Dataset rows describing interfaces =
Content starts

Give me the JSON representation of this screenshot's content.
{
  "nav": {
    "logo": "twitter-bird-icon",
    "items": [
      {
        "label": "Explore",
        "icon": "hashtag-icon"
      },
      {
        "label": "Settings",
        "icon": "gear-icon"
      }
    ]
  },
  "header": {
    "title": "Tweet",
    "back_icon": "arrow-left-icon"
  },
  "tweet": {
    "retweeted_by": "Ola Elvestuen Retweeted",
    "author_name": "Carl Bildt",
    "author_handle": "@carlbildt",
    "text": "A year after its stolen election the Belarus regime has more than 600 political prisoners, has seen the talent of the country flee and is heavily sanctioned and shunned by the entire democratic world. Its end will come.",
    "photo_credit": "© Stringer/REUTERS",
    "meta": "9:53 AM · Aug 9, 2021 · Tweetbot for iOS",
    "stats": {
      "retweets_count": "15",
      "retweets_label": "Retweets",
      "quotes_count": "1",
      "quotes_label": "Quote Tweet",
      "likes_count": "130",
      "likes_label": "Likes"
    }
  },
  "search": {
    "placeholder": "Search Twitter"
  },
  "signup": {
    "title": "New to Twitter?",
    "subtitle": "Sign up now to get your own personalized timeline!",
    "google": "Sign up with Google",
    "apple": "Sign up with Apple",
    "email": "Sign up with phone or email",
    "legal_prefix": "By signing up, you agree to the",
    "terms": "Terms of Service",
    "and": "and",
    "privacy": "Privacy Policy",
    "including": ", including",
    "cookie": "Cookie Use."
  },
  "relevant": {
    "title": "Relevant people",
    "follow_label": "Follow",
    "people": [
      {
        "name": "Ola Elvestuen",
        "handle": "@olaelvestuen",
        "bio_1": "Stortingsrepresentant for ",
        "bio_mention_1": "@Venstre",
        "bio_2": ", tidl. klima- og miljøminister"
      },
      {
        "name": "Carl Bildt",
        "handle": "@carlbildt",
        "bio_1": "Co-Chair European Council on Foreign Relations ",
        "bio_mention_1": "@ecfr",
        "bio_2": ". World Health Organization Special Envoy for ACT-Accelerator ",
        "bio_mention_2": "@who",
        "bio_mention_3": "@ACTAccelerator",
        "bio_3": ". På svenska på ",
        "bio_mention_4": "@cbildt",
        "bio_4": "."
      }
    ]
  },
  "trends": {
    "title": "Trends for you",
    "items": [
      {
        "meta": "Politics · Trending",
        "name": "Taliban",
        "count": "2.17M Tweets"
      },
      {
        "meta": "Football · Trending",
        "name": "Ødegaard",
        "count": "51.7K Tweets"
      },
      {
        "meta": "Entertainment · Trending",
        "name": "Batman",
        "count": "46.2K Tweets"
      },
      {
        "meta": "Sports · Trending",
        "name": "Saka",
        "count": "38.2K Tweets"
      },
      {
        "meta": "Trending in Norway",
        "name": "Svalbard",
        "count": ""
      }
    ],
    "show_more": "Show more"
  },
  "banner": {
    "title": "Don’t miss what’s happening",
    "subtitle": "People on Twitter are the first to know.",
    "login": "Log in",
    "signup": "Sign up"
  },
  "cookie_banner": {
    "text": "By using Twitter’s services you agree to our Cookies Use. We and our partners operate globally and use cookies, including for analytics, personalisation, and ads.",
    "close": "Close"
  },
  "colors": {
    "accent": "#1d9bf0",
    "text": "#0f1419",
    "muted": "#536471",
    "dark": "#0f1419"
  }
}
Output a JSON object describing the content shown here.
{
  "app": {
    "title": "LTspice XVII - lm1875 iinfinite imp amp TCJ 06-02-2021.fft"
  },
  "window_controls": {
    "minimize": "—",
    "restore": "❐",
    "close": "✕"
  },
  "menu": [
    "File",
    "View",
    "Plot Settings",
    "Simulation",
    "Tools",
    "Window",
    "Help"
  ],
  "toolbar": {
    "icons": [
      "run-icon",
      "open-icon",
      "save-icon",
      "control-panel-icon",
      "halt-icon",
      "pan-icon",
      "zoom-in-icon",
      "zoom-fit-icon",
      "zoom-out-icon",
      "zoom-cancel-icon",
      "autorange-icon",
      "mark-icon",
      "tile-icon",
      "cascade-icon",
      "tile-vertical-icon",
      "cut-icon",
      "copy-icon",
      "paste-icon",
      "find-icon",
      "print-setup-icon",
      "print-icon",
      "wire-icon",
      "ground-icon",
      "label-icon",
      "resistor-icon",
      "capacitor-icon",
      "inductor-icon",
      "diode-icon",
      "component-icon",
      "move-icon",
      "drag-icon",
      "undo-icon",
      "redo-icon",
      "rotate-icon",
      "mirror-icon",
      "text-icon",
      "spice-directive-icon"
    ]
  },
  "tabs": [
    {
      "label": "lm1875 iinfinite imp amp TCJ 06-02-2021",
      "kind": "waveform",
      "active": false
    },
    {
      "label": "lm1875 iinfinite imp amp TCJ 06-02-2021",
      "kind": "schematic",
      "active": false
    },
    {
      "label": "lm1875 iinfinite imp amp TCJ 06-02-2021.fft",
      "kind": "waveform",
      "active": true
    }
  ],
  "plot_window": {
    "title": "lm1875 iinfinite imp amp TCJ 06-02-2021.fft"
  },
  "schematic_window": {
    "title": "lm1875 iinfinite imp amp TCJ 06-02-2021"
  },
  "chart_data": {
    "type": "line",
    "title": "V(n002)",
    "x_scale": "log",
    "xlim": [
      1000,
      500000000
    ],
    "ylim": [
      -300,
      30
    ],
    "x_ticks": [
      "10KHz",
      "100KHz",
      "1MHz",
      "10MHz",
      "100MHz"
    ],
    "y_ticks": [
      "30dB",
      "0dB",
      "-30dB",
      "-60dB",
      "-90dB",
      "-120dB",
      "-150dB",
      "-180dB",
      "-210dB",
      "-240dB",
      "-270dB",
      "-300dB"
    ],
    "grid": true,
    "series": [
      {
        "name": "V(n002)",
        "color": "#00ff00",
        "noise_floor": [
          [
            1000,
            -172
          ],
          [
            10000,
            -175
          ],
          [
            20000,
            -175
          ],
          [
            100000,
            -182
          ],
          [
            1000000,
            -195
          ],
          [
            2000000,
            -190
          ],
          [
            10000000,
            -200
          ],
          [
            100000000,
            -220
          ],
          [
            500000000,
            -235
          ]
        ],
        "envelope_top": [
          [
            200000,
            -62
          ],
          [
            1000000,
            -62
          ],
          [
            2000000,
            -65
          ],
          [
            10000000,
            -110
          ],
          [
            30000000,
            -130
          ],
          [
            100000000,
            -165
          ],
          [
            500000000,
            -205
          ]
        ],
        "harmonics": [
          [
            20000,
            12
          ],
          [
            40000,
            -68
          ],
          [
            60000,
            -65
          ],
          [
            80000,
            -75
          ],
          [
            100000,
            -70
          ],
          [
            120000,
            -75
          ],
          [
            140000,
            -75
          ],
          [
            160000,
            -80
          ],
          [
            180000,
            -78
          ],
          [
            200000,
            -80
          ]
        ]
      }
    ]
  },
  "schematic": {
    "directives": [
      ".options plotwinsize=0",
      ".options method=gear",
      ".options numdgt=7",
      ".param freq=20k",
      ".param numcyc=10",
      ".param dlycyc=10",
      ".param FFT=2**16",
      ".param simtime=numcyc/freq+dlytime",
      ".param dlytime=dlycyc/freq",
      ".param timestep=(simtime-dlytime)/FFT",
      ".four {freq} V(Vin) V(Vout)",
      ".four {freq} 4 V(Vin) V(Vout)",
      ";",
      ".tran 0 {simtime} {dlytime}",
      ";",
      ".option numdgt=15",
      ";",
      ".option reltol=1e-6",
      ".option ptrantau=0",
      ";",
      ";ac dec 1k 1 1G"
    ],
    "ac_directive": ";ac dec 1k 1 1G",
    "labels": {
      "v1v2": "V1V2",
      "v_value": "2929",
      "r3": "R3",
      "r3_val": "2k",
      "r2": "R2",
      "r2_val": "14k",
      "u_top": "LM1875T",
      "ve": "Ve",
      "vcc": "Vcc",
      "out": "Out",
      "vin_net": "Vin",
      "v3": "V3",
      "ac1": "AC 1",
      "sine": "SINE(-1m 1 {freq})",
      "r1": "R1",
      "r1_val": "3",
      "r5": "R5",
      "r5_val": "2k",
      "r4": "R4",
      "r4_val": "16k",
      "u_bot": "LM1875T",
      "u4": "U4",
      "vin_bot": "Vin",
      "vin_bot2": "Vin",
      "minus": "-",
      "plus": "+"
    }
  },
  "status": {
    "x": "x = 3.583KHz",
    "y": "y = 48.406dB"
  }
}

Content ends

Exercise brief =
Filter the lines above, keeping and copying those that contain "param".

Completed task =
      ".param freq=20k",
      ".param numcyc=10",
      ".param dlycyc=10",
      ".param FFT=2**16",
      ".param simtime=numcyc/freq+dlytime",
      ".param dlytime=dlycyc/freq",
      ".param timestep=(simtime-dlytime)/FFT",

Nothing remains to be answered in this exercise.